Remember that facilitating interaction is different than presenting or lecturing. Small groups should be comfortable and informal. Listening to what others have to say is as important as speaking well. Listen actively and nonjudgmentally, encouraging other learners to do the same.

Review these points to ensure active participants:

  • Ask plenty of open-ended questions.
  • Pause regularly to check in, ask for feedback or invite comments.
  • Plan activities that increase everyone’s involvement.
  • When in doubt (especially with adult participants), ask if anyone would like to share a personal experience or testimony.
  • Use handouts or any other helpful tactile resources.

Step 4: Guide participation

At the other end of the spectrum from a disengaged group, you might occasionally encounter participants who are a bit too zealous. At times, you may have to quiet or redirect individuals who are disrupting the experience.

As small-group leaders, creating a safe environment for participation should always be at the front of your mind. Here are some things you’ll need to do to create that kind of healthy environment.

  • Correct misinformation respectfully.
  • Ask for clarification and encourage learners to do likewise.
  • Help participants reframe their ideas and comments, when needed.
  • Help participants focus or expand their ideas, as needed.
  • Keep discussion on course.
  • Address the unwanted behavior and not the person.

Step 5: Translate, activate and close

Your ultimate success is about one thing: contributing to life-giving gatherings.

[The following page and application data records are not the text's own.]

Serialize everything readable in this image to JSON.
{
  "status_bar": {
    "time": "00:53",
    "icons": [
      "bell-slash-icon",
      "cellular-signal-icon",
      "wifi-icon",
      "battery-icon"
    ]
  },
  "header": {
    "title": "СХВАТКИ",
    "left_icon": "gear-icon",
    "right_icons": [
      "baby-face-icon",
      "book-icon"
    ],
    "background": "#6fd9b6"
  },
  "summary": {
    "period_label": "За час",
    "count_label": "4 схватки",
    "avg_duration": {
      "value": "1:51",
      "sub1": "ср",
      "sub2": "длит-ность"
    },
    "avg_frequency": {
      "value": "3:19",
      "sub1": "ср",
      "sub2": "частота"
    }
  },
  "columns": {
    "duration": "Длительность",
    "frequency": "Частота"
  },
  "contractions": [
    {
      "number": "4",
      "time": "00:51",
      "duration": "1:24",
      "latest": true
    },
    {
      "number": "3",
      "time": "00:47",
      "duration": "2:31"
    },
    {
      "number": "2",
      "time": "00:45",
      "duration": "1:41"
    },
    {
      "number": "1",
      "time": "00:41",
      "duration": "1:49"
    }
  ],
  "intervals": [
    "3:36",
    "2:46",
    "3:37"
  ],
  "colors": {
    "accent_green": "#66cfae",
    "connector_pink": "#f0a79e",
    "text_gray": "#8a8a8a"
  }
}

Ideally, group members will learn new things about themselves, others and God. As you conclude your meeting, come up with a follow-up idea or two about how participants can review and apply key points.

Here’s a final list to keep in mind as you translate everything that happened during your meeting and wrap-up.

  • Clearly restate what was covered.
  • Give a call to action, with at least one thing each person can do following the meeting.
  • End on a positive note.
  • Finish strong.

Periodically, ask small-group participants to provide feedback about the experience. Just be sure you know how to give and take criticism with an open heart and mind before deciding what to do with that information.

If we plan well, we will create engaging meetings in safe environments where group members can deepen relationships.

Clay Morgan

Clay Morgan is an author from Dallas, Texas who spent a decade teaching college courses in the social sciences before becoming a consultant in communications and organizational strategy. Clay enjoys writing at the intersection of culture and spirituality. He has done ministry with college students for years and loves finding creative ways to engage millennials.